TASK MATERIAL -
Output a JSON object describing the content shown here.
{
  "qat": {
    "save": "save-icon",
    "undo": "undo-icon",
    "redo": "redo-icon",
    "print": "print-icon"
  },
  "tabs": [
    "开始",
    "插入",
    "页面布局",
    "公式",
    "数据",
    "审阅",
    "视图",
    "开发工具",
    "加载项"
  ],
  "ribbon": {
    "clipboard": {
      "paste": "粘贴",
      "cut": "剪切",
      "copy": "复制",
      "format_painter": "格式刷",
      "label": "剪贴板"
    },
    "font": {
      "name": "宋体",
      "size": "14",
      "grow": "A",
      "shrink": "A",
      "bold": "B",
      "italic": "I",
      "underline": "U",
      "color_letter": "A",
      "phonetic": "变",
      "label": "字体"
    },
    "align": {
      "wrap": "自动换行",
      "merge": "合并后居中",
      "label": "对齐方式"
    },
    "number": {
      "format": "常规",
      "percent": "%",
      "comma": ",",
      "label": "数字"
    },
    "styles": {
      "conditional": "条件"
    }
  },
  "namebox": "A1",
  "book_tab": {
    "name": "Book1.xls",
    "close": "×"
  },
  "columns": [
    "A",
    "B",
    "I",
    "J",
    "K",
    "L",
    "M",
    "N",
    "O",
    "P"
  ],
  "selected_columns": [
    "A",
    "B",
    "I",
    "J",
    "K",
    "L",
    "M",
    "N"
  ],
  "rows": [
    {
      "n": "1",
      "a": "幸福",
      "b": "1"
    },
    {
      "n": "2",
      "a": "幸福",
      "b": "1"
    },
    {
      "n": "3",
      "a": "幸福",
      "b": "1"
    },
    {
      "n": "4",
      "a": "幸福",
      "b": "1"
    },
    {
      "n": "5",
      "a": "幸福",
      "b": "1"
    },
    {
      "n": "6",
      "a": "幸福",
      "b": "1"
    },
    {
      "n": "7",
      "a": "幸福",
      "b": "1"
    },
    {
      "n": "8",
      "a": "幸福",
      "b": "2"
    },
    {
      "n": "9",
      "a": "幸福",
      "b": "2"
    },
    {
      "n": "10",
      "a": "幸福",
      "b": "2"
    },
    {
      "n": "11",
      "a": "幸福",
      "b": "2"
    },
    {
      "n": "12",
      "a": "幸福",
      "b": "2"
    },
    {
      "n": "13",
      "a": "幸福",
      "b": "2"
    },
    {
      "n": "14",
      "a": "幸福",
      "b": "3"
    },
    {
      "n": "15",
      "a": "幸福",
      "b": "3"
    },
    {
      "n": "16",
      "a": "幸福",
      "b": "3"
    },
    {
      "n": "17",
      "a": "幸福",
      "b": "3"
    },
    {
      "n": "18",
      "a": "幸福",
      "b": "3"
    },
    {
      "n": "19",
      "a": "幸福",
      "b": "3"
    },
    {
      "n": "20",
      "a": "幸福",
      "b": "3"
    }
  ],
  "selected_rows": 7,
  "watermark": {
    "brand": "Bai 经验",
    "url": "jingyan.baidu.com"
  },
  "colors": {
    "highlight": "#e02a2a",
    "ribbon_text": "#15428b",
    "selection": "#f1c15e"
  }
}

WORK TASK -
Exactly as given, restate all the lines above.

WRITTEN ANSWER -
Output a JSON object describing the content shown here.
{
  "qat": {
    "save": "save-icon",
    "undo": "undo-icon",
    "redo": "redo-icon",
    "print": "print-icon"
  },
  "tabs": [
    "开始",
    "插入",
    "页面布局",
    "公式",
    "数据",
    "审阅",
    "视图",
    "开发工具",
    "加载项"
  ],
  "ribbon": {
    "clipboard": {
      "paste": "粘贴",
      "cut": "剪切",
      "copy": "复制",
      "format_painter": "格式刷",
      "label": "剪贴板"
    },
    "font": {
      "name": "宋体",
      "size": "14",
      "grow": "A",
      "shrink": "A",
      "bold": "B",
      "italic": "I",
      "underline": "U",
      "color_letter": "A",
      "phonetic": "变",
      "label": "字体"
    },
    "align": {
      "wrap": "自动换行",
      "merge": "合并后居中",
      "label": "对齐方式"
    },
    "number": {
      "format": "常规",
      "percent": "%",
      "comma": ",",
      "label": "数字"
    },
    "styles": {
      "conditional": "条件"
    }
  },
  "namebox": "A1",
  "book_tab": {
    "name": "Book1.xls",
    "close": "×"
  },
  "columns": [
    "A",
    "B",
    "I",
    "J",
    "K",
    "L",
    "M",
    "N",
    "O",
    "P"
  ],
  "selected_columns": [
    "A",
    "B",
    "I",
    "J",
    "K",
    "L",
    "M",
    "N"
  ],
  "rows": [
    {
      "n": "1",
      "a": "幸福",
      "b": "1"
    },
    {
      "n": "2",
      "a": "幸福",
      "b": "1"
    },
    {
      "n": "3",
      "a": "幸福",
      "b": "1"
    },
    {
      "n": "4",
      "a": "幸福",
      "b": "1"
    },
    {
      "n": "5",
      "a": "幸福",
      "b": "1"
    },
    {
      "n": "6",
      "a": "幸福",
      "b": "1"
    },
    {
      "n": "7",
      "a": "幸福",
      "b": "1"
    },
    {
      "n": "8",
      "a": "幸福",
      "b": "2"
    },
    {
      "n": "9",
      "a": "幸福",
      "b": "2"
    },
    {
      "n": "10",
      "a": "幸福",
      "b": "2"
    },
    {
      "n": "11",
      "a": "幸福",
      "b": "2"
    },
    {
      "n": "12",
      "a": "幸福",
      "b": "2"
    },
    {
      "n": "13",
      "a": "幸福",
      "b": "2"
    },
    {
      "n": "14",
      "a": "幸福",
      "b": "3"
    },
    {
      "n": "15",
      "a": "幸福",
      "b": "3"
    },
    {
      "n": "16",
      "a": "幸福",
      "b": "3"
    },
    {
      "n": "17",
      "a": "幸福",
      "b": "3"
    },
    {
      "n": "18",
      "a": "幸福",
      "b": "3"
    },
    {
      "n": "19",
      "a": "幸福",
      "b": "3"
    },
    {
      "n": "20",
      "a": "幸福",
      "b": "3"
    }
  ],
  "selected_rows": 7,
  "watermark": {
    "brand": "Bai 经验",
    "url": "jingyan.baidu.com"
  },
  "colors": {
    "highlight": "#e02a2a",
    "ribbon_text": "#15428b",
    "selection": "#f1c15e"
  }
}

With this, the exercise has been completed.